#### Given records

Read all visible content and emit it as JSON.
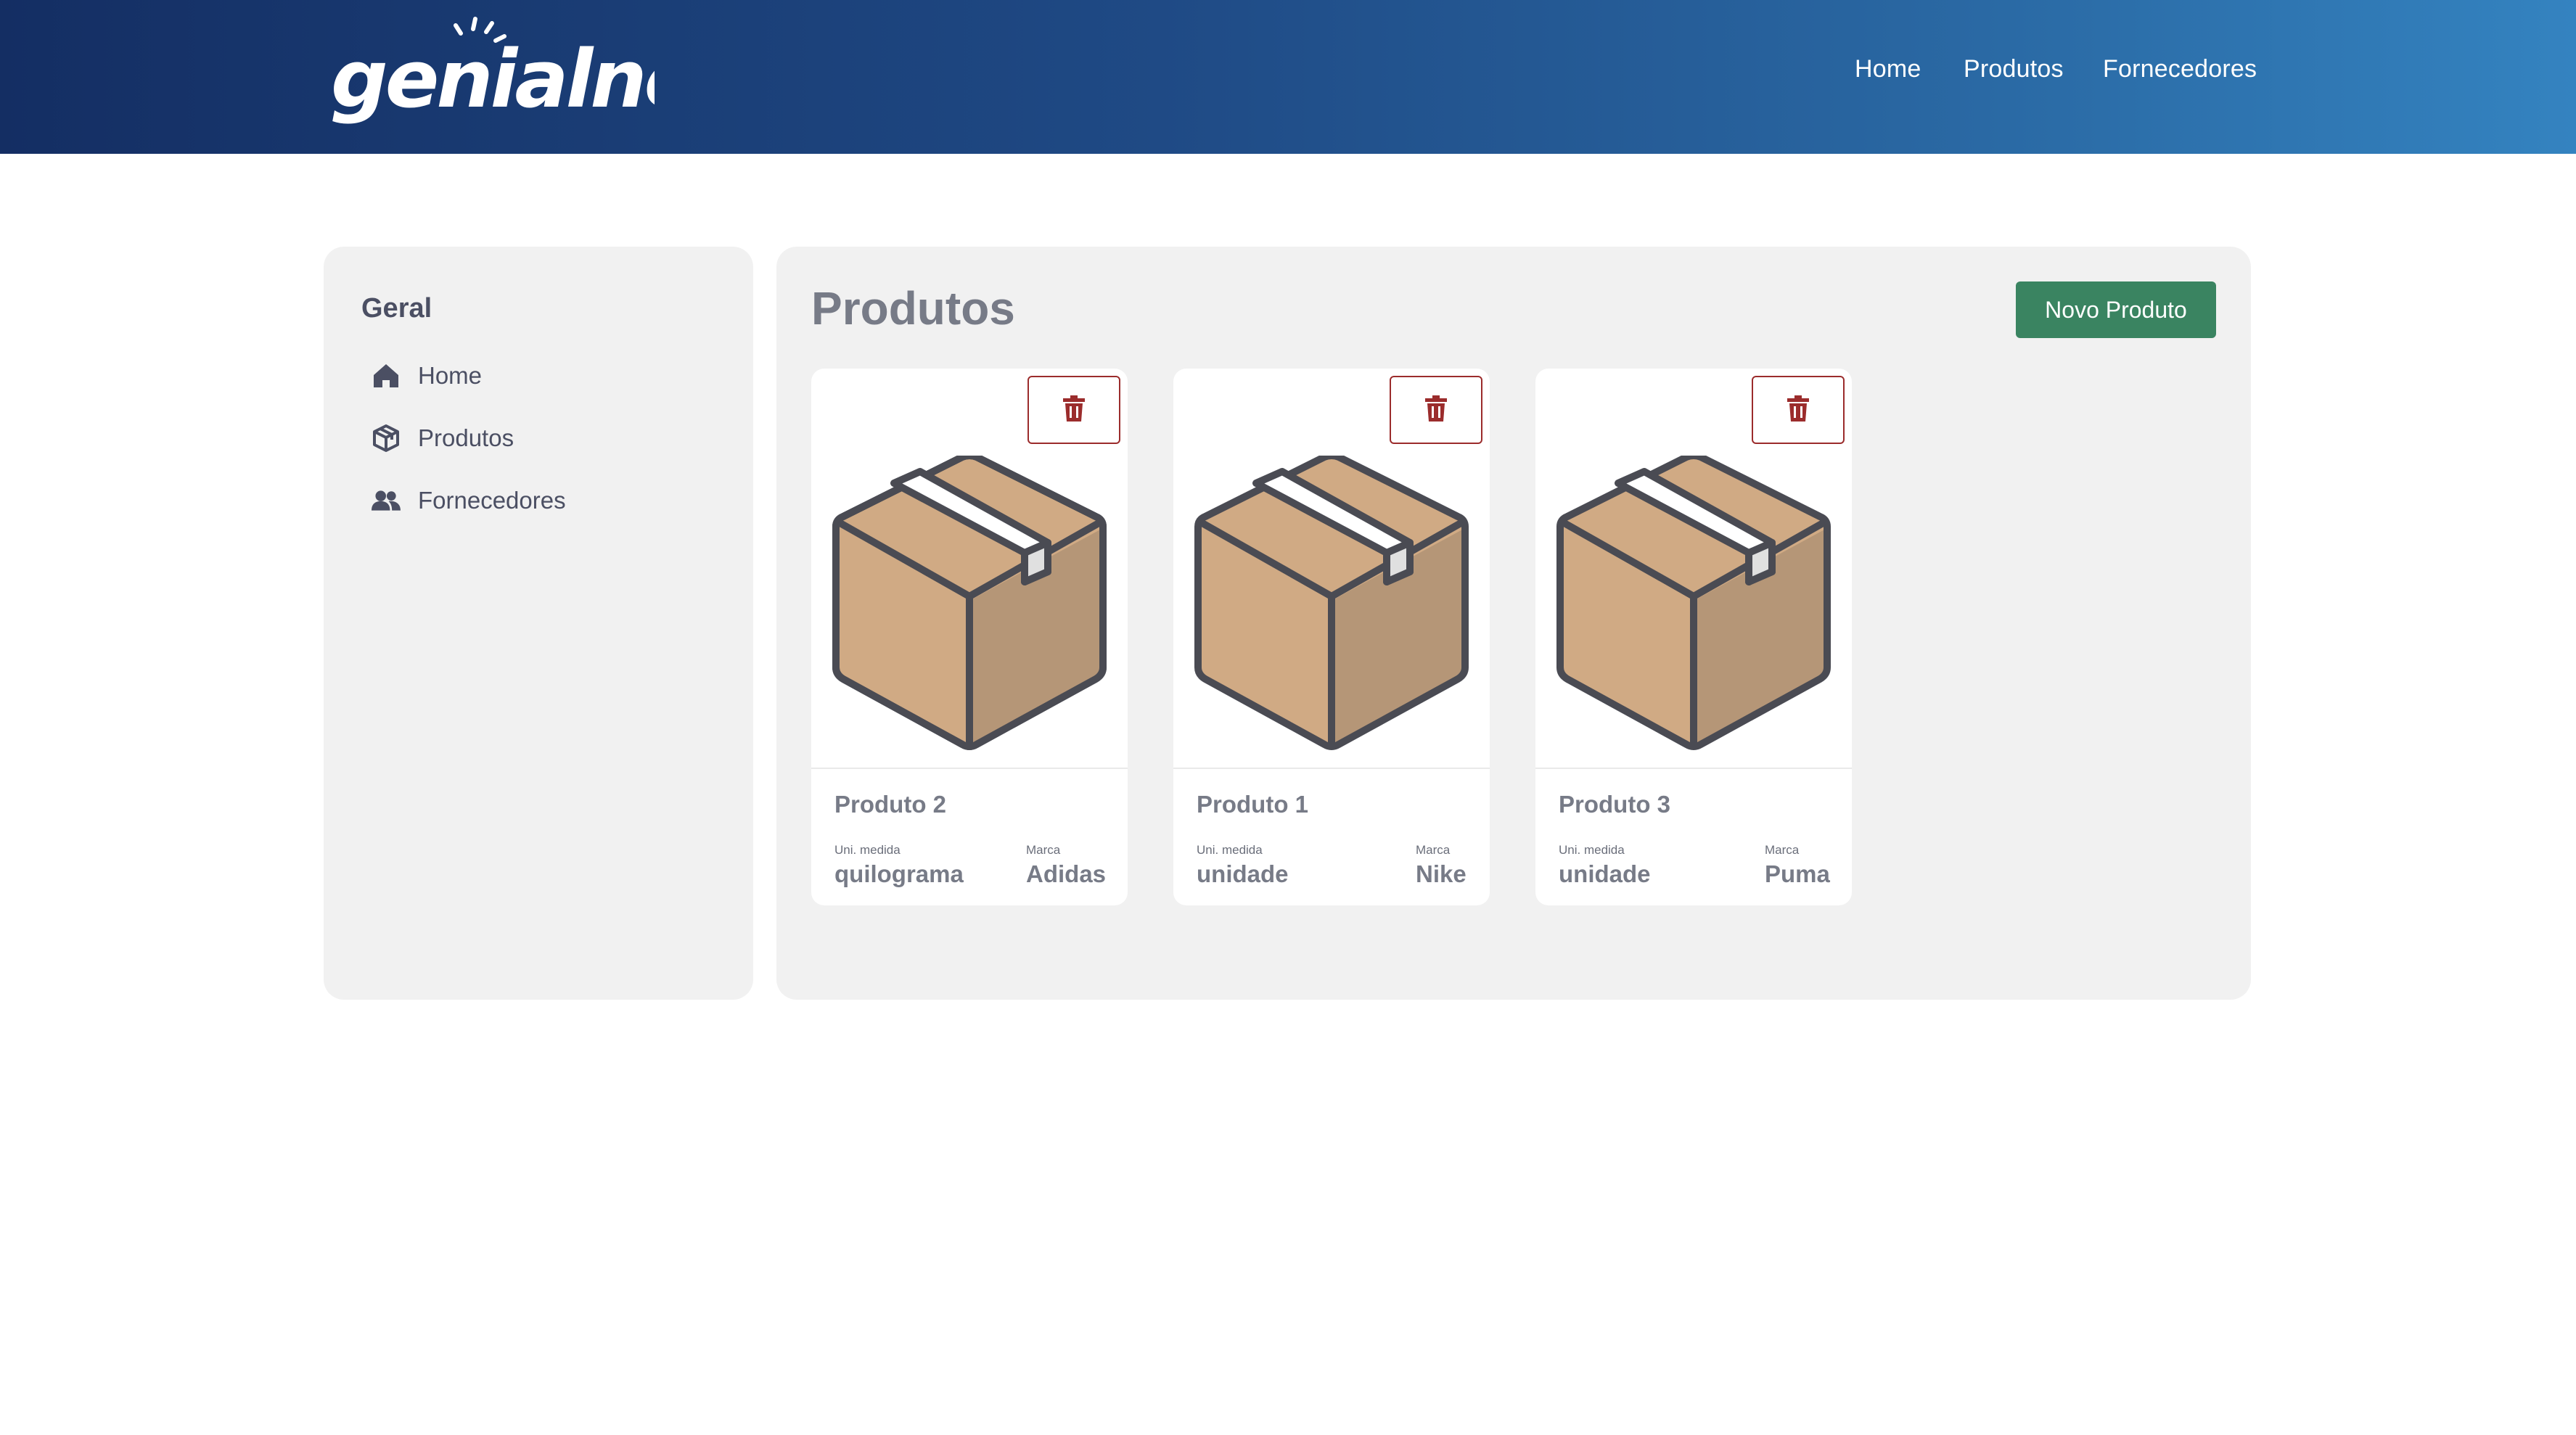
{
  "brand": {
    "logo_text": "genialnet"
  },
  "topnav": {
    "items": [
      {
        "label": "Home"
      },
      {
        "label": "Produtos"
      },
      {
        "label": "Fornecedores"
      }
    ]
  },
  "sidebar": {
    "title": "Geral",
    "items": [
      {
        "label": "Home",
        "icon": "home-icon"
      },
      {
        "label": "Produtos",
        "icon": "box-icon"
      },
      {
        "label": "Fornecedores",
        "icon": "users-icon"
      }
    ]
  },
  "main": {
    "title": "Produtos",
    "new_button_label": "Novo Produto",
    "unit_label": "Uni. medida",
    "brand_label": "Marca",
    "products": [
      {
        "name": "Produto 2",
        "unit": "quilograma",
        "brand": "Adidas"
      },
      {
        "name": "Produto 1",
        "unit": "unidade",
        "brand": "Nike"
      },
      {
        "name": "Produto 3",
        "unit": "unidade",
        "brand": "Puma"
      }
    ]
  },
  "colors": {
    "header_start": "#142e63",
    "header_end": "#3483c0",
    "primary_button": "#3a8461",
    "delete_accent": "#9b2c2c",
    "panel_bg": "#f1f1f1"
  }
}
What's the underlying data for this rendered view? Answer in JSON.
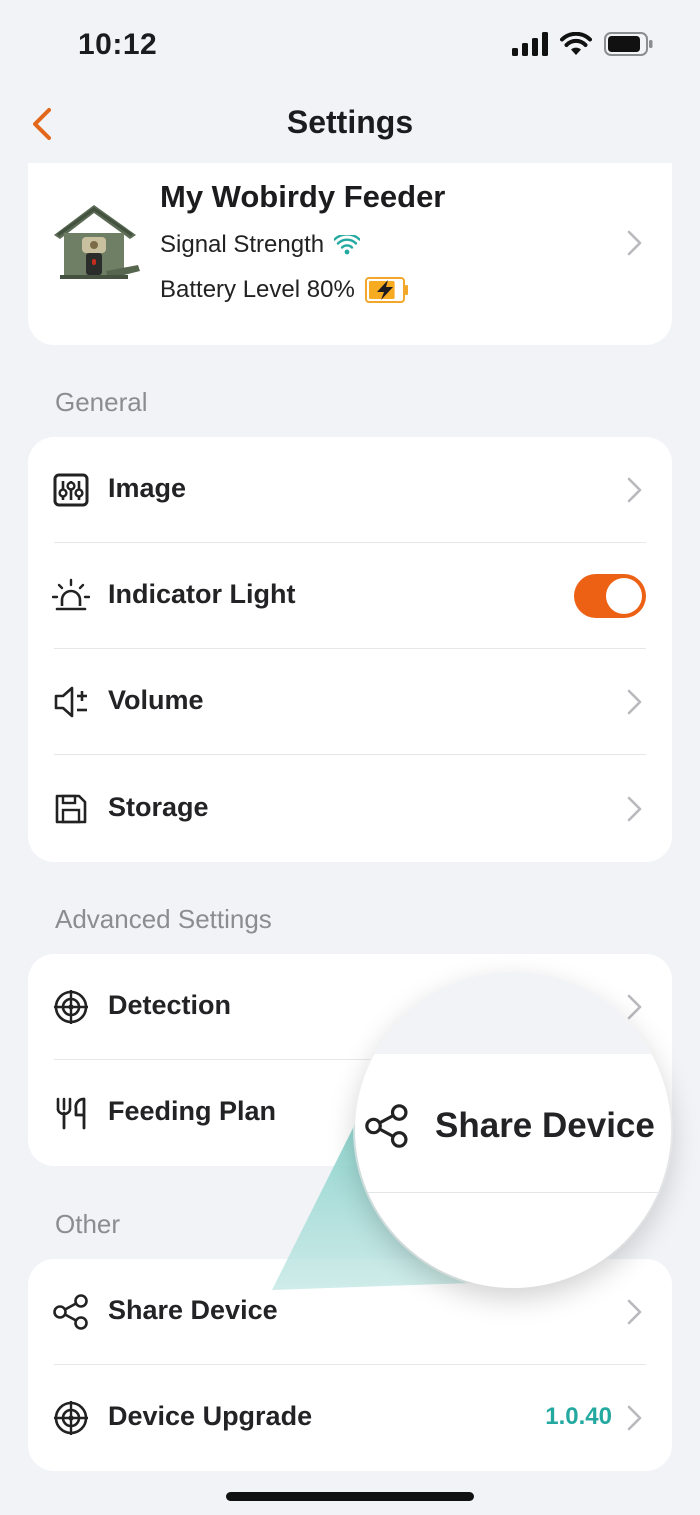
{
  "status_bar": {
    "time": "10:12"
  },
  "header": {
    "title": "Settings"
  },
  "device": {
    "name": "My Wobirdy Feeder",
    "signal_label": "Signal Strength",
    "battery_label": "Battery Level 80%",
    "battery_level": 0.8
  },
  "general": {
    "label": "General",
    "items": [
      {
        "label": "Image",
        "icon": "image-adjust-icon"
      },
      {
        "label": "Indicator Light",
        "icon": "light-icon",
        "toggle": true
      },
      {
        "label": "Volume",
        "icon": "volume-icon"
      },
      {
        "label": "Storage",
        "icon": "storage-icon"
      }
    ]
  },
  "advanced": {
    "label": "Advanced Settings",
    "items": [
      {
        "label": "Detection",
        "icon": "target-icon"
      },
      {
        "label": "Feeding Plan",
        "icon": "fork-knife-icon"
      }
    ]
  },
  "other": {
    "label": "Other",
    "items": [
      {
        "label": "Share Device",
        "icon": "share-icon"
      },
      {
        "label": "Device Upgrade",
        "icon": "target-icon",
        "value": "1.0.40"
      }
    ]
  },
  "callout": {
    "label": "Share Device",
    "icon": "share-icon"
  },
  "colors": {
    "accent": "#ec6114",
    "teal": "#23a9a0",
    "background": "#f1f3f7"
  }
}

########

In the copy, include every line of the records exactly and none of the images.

Answer for this exercise:
Read all visible content and emit it as JSON.
{
  "brand": {
    "logo_text": "genialnet"
  },
  "topnav": {
    "items": [
      {
        "label": "Home"
      },
      {
        "label": "Produtos"
      },
      {
        "label": "Fornecedores"
      }
    ]
  },
  "sidebar": {
    "title": "Geral",
    "items": [
      {
        "label": "Home",
        "icon": "home-icon"
      },
      {
        "label": "Produtos",
        "icon": "box-icon"
      },
      {
        "label": "Fornecedores",
        "icon": "users-icon"
      }
    ]
  },
  "main": {
    "title": "Produtos",
    "new_button_label": "Novo Produto",
    "unit_label": "Uni. medida",
    "brand_label": "Marca",
    "products": [
      {
        "name": "Produto 2",
        "unit": "quilograma",
        "brand": "Adidas"
      },
      {
        "name": "Produto 1",
        "unit": "unidade",
        "brand": "Nike"
      },
      {
        "name": "Produto 3",
        "unit": "unidade",
        "brand": "Puma"
      }
    ]
  },
  "colors": {
    "header_start": "#142e63",
    "header_end": "#3483c0",
    "primary_button": "#3a8461",
    "delete_accent": "#9b2c2c",
    "panel_bg": "#f1f1f1"
  }
}
What's the underlying data for this rendered view? Answer in JSON.
{
  "status_bar": {
    "time": "10:12"
  },
  "header": {
    "title": "Settings"
  },
  "device": {
    "name": "My Wobirdy Feeder",
    "signal_label": "Signal Strength",
    "battery_label": "Battery Level 80%",
    "battery_level": 0.8
  },
  "general": {
    "label": "General",
    "items": [
      {
        "label": "Image",
        "icon": "image-adjust-icon"
      },
      {
        "label": "Indicator Light",
        "icon": "light-icon",
        "toggle": true
      },
      {
        "label": "Volume",
        "icon": "volume-icon"
      },
      {
        "label": "Storage",
        "icon": "storage-icon"
      }
    ]
  },
  "advanced": {
    "label": "Advanced Settings",
    "items": [
      {
        "label": "Detection",
        "icon": "target-icon"
      },
      {
        "label": "Feeding Plan",
        "icon": "fork-knife-icon"
      }
    ]
  },
  "other": {
    "label": "Other",
    "items": [
      {
        "label": "Share Device",
        "icon": "share-icon"
      },
      {
        "label": "Device Upgrade",
        "icon": "target-icon",
        "value": "1.0.40"
      }
    ]
  },
  "callout": {
    "label": "Share Device",
    "icon": "share-icon"
  },
  "colors": {
    "accent": "#ec6114",
    "teal": "#23a9a0",
    "background": "#f1f3f7"
  }
}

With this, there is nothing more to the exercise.